Using wireless technology before, during and after emergencies

Tuesday, July 10, 2012

As consumers increasingly rely on mobile phones and smartphones, these technologies are becoming vital tools for dealing with an emergency. Approximately 70 percent of 911 calls are placed from a mobile phone and 74 percent of consumers have used a mobile phone in an emergency. According to one recent study, 19 percent of consumers had used their mobile phone to get help in an emergency in the last 30 days. New mobile technologies are giving consumers new choices and new tools they can use to be better prepared. AT&T* and Consumer Action are working together to educate the public about options for using wireless technologies in emergencies. “Emergencies strike when we least expect it, which is why being prepared is so important,” said Ken McEldowney, executive director of Consumer Action. “Our goal is to increase consumer awareness about their options for using wireless technology to prepare for and respond to emergency situations.”

11 great ways your smartphone can work smarter in an emergency

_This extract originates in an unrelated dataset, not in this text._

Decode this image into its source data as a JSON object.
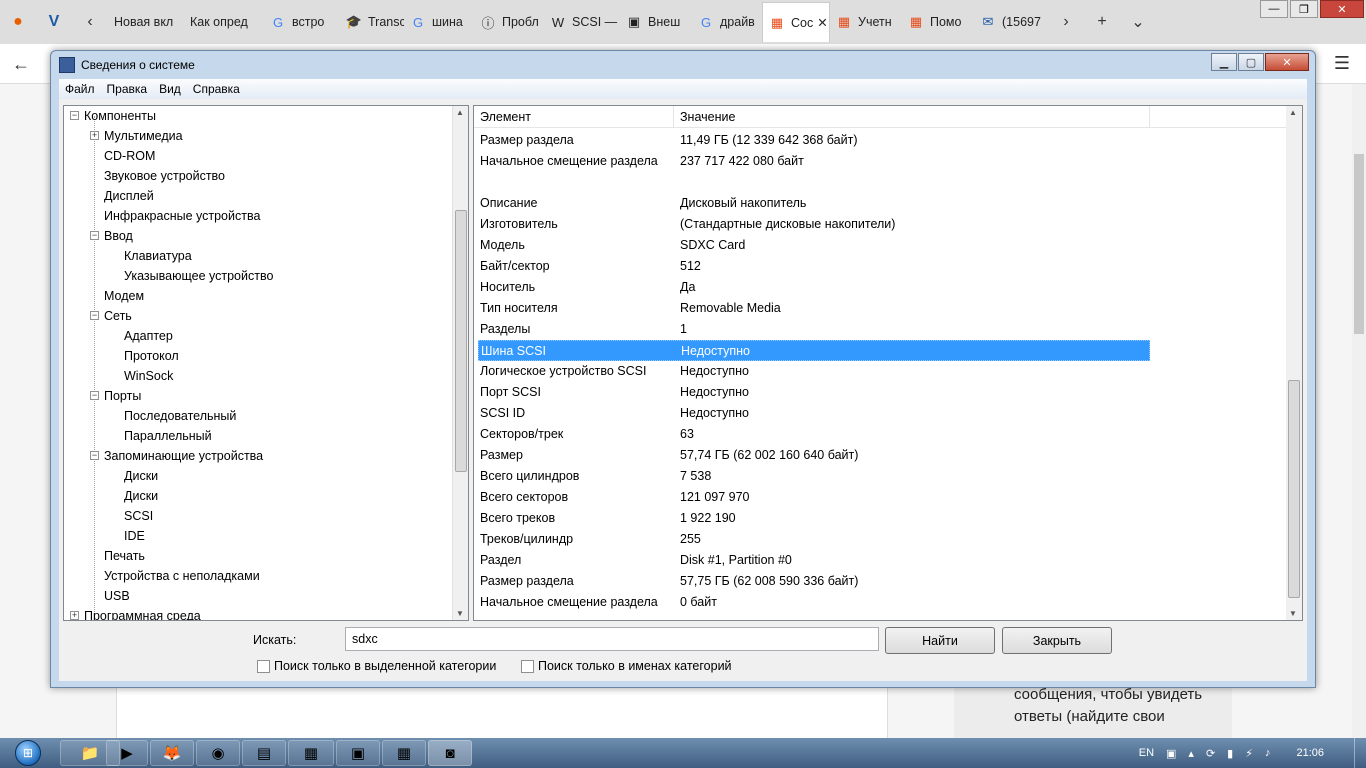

Consumer Action and AT&T offer these tips on how you can use your mobile phone to prepare for and respond to emergencies:
  1. Be Prepared: Use apps, such as FEMA’s emergency preparedness app, to develop and implement emergency preparedness plans for your family, colleagues and loved ones.
  2. Stay Charged: Use solar-powered and hand crank chargers and batteries. These chargers allow you to rely on your electronics and wireless devices even in a power outage.
  3. Stay Connected: Use database and location-based apps to find loved ones during and after a disaster. Register yourself with the American Red Cross “Safe and Well” database and search for other loved ones that have registered to say they are okay. You can also use AT&T FamilyMap, which provides peace of mind by enabling you to conveniently locate a family member from your wireless phone or PC and know that your family's information is secure and private.
  4. Keep It in the Cloud: Store your important documents, such as personal and financial records, in a password-protected area in the Cloud. New cloud services allow you to access your vital information anytime from anywhere with Internet access and to safely store your work where it’s not vulnerable to a damaged or left-behind computer.
  5. Get Help! Consider downloading a smartphone global positioning satellite app. GPS phone trackers have the ability to deliver short messages and your GPS pinpoint location to a preferred list of contacts of your choosing in the event of an emergency.
  6. Use Quick Response (QR) Codes: QR code technology can help first responders prevent misdiagnoses and adverse drug reactions in treatment of emergency victims.
  7. See & Be Seen/Send an SOS: Use your smartphone as a flashlight when the power is down. There are flashlight apps for almost all smartphones (many of them are free) that use either your screen or camera flash to help you find what you need during a power outage—or help you to be found. Many flashlight apps even offer a Morse code SOS feature.
  8. Help Others: Apps such as Phone Aid offer a series of quick educational and instructive “how to” slideshows designed to help jog your memory on skills such as administering CPR. It also shows basic first aid measures you may need to perform while you wait for emergency personnel to respond.
  9. Locate Resources: Use mobile maps to find help and resources after a disaster. American Red Cross: Shelter View provides a searchable map of shelter locations by address, city, state and/or ZIP code and is updated every 30 minutes from the National Shelter System. It even includes the shelter capacity and how many residents are currently there.
  10. Stay Informed: Create a list of Twitter handles to follow during a disaster. For example, the U.S. Geological Survey is currently studying how they can give better earthquake information via Twitter. Their official handle, @USGSted, tweets out information on occurrences of earthquakes with magnitudes of 5.5 or higher. They currently have a California-specific earthquake handle—@USGS_EQ_CA.
  11. Spread the Word: Use social media and smartphone apps to help disseminate information about severe weather in real time and warn others. The NOAA Now app provides weather info from the National Oceanic and Atmospheric Administration, including reports of hurricanes, tropical storms, mainland storms and tornado and severe thunderstorm alerts.
*AT&T is not responsible, nor liable for, any statements, claims, or services provided by third party apps mentioned above or your use of such third party applications.



Quick Menu

Facebook FTwitter T